2) "I am more worried about the student loans (3, totaling over 70000) that cannot be discharged."

 

Generally speaking, unless the credit card company is taking active steps to collect the judgment debt (i.e. attempting to garnish wages, levy bank accounts, etc.), the student loan debt (especially if you're behind on payments or in default on any loans) should be a priority since it is non-dischargeable in bankruptcy. Many attorneys would advise you to deal with the judgment first, but I would personally wait and deal with any delinquent or defaulted student loans first unless you have, for instance, $10,000 sitting in a bank account that could be easily levied by a judgment creditor.

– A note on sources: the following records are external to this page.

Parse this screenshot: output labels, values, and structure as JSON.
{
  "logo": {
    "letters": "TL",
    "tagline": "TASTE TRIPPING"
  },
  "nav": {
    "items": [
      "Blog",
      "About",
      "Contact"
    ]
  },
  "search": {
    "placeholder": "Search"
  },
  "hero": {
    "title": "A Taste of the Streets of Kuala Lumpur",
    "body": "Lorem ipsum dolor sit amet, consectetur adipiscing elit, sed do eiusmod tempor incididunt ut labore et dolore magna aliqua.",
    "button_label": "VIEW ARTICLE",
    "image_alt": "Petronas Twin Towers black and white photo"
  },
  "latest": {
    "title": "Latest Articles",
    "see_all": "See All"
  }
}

Please let me know if you have any additional questions. Thanks!
Fritz and other Bankruptcy Law Specialists are ready to help you
Customer: replied 3 years ago.

Thank you, XXXXX XXXXX exactly what I was hoping to learn.

Customer: replied 3 years ago.
I have read that sometimes if paying in full the charge off could be expunged from you record, is that true?

The student loan delinquency or default could still be reported to the credit bureaus for up to seven years after the loan has been paid in full. However, the student lender might agree to voluntarily remove the delinquency or default from your credit report. You would want to specifically request a statement in writing that the lender will remove the delinquency or default from your credit reports once you pay in full, as they're not required to do so under federal law. Should the student lender subsequently fail to follow through with their promise, having something in writing might help you dispute the derogatory notation directly with the credit bureaus.